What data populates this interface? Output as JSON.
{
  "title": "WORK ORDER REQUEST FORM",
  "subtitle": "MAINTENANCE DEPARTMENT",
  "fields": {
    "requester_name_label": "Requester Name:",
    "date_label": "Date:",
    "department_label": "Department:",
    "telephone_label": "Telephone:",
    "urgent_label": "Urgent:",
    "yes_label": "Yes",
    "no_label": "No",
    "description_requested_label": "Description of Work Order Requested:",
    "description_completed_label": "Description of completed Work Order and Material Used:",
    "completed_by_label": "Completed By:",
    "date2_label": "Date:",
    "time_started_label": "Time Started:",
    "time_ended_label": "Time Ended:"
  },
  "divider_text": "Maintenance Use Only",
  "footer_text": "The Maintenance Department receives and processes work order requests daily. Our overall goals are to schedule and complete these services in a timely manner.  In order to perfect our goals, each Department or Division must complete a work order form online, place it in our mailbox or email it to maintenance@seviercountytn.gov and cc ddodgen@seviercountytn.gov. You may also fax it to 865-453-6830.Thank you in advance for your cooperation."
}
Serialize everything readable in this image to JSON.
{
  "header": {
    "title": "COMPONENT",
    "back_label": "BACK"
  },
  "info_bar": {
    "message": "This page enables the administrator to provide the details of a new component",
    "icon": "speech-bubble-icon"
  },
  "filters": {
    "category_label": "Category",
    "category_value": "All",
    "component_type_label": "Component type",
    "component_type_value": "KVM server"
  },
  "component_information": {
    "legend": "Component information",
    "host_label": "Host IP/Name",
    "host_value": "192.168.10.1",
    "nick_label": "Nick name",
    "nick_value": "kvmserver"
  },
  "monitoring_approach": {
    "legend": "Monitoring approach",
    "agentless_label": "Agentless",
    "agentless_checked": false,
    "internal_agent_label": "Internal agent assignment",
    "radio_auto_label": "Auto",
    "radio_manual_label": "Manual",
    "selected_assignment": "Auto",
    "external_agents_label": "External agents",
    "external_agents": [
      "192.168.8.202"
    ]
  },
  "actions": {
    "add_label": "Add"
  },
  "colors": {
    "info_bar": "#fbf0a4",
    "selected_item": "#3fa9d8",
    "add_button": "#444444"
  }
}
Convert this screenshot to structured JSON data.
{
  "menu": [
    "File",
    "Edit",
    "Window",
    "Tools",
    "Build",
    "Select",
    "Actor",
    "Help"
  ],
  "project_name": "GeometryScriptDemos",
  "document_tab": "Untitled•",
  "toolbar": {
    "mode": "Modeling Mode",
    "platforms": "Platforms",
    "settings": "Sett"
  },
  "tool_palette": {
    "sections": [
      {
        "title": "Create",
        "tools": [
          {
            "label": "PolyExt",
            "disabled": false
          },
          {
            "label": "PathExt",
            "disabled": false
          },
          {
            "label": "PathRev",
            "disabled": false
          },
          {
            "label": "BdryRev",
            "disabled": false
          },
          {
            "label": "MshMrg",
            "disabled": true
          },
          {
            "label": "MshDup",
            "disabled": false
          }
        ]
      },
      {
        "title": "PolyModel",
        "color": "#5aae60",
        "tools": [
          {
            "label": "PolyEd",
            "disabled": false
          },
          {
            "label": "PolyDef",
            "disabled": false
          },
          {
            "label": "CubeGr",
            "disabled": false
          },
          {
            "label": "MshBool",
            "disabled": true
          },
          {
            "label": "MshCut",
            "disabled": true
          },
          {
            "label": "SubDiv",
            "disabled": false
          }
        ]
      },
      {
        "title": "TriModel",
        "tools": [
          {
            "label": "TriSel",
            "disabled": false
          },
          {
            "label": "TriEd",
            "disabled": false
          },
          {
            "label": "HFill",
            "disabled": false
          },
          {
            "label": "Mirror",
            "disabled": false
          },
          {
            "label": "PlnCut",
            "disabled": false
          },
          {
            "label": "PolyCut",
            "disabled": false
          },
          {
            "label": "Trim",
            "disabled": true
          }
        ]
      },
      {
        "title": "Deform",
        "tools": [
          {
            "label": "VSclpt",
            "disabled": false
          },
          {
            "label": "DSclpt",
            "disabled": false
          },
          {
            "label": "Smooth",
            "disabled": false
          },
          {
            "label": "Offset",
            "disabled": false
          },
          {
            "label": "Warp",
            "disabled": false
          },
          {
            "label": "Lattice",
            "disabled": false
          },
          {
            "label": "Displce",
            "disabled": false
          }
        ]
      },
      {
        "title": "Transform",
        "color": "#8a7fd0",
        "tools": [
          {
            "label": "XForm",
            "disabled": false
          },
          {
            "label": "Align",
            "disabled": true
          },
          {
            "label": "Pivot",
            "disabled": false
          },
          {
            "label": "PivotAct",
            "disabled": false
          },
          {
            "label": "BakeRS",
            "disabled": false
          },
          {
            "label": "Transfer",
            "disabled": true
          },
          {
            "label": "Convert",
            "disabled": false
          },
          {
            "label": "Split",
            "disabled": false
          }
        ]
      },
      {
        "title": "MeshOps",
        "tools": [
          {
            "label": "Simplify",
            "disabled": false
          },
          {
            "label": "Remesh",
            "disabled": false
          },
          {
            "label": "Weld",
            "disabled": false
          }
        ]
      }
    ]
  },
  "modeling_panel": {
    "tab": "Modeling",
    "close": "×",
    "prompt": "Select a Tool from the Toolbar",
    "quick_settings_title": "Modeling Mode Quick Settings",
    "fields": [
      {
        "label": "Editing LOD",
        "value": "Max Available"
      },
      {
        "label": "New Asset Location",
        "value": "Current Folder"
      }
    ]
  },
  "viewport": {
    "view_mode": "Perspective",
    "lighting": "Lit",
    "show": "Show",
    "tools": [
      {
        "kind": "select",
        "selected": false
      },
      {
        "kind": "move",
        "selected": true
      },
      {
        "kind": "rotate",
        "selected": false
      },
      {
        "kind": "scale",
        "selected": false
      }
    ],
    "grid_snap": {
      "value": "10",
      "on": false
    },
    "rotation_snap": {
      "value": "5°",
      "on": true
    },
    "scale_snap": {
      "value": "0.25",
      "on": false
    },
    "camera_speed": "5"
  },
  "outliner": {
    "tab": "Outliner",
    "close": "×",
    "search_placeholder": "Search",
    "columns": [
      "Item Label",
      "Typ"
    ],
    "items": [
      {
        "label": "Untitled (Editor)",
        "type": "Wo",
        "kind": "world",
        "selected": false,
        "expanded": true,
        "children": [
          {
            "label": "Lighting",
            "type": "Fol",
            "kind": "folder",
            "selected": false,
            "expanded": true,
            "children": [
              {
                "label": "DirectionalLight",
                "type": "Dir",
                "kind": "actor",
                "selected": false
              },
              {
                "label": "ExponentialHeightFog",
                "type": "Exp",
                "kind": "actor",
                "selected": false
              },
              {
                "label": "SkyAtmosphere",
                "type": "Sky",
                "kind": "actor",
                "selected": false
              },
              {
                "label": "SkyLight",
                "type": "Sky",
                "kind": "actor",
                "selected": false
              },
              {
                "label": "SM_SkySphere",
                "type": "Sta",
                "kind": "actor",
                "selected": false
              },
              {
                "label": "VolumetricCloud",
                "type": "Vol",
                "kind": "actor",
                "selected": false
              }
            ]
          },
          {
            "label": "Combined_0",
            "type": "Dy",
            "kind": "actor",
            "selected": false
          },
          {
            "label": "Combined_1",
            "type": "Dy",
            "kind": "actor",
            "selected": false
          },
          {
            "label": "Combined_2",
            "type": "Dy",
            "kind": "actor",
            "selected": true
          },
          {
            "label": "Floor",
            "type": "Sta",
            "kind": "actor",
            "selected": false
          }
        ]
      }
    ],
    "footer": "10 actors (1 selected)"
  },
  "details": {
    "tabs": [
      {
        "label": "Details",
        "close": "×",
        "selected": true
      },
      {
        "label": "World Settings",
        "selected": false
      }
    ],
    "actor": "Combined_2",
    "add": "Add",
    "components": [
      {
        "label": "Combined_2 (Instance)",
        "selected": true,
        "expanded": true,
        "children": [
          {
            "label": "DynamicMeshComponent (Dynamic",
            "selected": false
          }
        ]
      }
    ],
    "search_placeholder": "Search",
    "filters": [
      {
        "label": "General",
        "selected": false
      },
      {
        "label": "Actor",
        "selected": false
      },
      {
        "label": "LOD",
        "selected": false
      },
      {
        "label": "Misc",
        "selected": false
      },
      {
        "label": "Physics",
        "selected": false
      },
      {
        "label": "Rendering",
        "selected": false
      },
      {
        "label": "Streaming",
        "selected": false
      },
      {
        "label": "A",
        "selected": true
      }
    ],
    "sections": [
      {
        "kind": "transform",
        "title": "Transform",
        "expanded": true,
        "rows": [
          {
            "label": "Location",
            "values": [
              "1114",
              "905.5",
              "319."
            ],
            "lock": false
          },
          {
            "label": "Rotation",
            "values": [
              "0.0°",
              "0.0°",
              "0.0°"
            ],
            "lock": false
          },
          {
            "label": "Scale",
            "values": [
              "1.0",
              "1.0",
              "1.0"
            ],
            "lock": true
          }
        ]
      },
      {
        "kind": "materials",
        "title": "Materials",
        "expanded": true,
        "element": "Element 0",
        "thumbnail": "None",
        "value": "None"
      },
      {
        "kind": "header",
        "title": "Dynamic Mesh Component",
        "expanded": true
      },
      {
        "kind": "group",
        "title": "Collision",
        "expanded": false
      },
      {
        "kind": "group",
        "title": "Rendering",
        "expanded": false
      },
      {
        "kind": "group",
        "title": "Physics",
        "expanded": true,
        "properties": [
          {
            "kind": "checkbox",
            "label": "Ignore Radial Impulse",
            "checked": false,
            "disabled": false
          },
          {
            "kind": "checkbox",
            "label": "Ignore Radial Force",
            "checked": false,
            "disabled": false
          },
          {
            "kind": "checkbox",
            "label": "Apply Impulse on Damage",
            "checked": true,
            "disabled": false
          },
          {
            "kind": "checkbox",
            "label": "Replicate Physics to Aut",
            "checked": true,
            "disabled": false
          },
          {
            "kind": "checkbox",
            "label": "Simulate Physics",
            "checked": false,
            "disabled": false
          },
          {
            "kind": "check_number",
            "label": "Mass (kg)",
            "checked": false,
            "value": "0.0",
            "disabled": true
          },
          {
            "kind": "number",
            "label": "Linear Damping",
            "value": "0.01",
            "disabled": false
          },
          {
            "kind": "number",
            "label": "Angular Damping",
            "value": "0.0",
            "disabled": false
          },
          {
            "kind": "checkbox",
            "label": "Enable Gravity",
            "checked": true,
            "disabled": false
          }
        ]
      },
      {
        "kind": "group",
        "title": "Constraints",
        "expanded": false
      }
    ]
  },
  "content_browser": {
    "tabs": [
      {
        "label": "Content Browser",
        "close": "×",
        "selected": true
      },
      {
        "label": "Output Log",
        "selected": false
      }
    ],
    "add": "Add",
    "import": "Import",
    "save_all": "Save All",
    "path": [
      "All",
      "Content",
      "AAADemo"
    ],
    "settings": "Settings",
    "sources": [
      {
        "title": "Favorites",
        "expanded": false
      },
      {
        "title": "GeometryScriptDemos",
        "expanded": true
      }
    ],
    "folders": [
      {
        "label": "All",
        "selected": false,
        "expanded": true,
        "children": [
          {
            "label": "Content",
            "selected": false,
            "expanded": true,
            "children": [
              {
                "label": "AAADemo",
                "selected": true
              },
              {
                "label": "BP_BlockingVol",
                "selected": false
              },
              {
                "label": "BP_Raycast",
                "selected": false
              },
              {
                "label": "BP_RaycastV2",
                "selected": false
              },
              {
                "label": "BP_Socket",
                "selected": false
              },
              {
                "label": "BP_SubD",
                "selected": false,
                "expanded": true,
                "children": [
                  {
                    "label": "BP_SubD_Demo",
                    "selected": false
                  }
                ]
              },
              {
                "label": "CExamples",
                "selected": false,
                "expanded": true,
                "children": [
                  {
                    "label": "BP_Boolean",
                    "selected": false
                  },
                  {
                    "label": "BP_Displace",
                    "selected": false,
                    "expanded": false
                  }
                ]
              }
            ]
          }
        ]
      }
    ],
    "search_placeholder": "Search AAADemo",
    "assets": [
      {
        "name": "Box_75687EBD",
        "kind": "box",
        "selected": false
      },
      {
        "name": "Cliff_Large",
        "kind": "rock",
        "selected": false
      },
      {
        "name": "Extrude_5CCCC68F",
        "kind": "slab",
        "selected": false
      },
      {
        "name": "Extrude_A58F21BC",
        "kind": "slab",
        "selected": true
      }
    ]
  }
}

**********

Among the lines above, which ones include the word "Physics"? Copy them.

* [RESULT OF THIS EXERCISE]
        "label": "Physics",
        "title": "Physics",
            "label": "Replicate Physics to Aut",
            "label": "Simulate Physics",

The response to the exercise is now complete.